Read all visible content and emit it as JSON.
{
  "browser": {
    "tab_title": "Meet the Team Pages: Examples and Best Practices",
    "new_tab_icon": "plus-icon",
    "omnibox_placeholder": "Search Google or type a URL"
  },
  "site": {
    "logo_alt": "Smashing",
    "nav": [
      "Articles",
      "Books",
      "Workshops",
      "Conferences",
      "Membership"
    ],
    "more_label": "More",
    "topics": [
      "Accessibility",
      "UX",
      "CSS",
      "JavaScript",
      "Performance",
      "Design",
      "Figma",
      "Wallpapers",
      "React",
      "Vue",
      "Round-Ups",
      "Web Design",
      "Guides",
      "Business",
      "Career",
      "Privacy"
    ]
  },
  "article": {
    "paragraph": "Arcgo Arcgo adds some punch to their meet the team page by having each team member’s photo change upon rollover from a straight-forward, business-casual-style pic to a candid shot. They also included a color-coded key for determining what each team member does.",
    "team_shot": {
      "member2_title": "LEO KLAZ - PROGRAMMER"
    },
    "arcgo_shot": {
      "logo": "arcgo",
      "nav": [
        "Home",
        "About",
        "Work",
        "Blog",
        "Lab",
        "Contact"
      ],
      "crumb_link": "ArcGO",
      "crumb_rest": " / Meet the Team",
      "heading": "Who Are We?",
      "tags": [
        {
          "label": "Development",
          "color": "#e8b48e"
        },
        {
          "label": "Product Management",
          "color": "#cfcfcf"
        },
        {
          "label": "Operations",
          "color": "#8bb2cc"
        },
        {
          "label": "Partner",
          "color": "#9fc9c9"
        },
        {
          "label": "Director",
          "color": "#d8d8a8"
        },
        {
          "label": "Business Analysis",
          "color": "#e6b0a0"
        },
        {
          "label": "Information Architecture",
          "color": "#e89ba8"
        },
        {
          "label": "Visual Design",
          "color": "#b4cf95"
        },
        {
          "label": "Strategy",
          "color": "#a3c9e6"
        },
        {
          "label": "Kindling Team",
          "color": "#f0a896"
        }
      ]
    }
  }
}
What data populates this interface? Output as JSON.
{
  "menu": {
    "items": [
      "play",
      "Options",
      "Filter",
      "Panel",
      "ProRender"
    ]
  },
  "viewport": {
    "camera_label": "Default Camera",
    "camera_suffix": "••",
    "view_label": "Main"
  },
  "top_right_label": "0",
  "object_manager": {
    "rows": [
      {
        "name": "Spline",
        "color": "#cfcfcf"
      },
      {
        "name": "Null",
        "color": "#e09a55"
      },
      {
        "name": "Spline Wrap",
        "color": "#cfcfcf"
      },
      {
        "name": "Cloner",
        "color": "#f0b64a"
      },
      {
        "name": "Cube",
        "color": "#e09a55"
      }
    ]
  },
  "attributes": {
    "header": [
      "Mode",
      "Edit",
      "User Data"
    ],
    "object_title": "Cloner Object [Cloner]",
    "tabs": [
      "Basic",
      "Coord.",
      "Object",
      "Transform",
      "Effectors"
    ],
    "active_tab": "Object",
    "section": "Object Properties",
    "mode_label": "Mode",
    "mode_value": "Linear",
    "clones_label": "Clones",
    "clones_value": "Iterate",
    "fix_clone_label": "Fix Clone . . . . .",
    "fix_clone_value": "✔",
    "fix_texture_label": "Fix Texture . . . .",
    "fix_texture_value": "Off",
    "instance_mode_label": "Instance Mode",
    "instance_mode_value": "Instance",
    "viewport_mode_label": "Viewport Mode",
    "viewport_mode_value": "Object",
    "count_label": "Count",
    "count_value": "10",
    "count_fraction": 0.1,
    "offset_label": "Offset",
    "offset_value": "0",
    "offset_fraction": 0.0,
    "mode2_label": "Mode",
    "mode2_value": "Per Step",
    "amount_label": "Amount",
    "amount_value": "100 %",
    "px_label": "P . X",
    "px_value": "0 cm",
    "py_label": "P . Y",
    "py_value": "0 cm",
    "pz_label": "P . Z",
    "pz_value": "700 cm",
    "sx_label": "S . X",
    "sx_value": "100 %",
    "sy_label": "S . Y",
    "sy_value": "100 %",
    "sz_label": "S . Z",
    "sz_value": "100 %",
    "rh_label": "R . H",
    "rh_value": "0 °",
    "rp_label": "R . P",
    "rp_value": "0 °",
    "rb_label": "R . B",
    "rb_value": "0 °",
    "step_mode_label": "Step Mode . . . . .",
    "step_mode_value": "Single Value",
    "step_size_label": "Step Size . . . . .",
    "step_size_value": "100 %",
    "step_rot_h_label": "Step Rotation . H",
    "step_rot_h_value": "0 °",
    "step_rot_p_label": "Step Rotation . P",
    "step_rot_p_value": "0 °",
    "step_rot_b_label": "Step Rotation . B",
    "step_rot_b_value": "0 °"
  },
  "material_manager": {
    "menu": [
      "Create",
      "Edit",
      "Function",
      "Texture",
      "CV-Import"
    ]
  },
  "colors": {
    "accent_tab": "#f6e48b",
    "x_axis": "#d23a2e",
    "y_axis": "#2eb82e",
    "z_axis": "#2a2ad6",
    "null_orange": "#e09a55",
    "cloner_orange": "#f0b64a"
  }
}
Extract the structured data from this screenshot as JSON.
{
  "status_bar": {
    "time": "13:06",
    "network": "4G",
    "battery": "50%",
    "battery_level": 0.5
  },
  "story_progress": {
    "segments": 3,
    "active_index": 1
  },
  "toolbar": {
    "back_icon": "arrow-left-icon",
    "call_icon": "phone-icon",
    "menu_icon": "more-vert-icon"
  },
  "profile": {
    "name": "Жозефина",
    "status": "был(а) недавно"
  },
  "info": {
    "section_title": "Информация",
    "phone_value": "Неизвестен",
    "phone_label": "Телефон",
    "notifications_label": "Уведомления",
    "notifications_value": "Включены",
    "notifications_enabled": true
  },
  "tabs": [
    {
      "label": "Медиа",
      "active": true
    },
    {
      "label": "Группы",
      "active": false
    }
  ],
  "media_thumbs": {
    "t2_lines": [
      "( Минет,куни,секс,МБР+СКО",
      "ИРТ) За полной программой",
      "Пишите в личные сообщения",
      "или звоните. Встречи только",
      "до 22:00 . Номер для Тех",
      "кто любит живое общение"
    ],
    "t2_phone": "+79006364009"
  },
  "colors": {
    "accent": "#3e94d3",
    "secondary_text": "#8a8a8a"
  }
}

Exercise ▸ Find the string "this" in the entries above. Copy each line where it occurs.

Answer box ▸
What data populates this interface? Output as JSON.
Extract the structured data from this screenshot as JSON.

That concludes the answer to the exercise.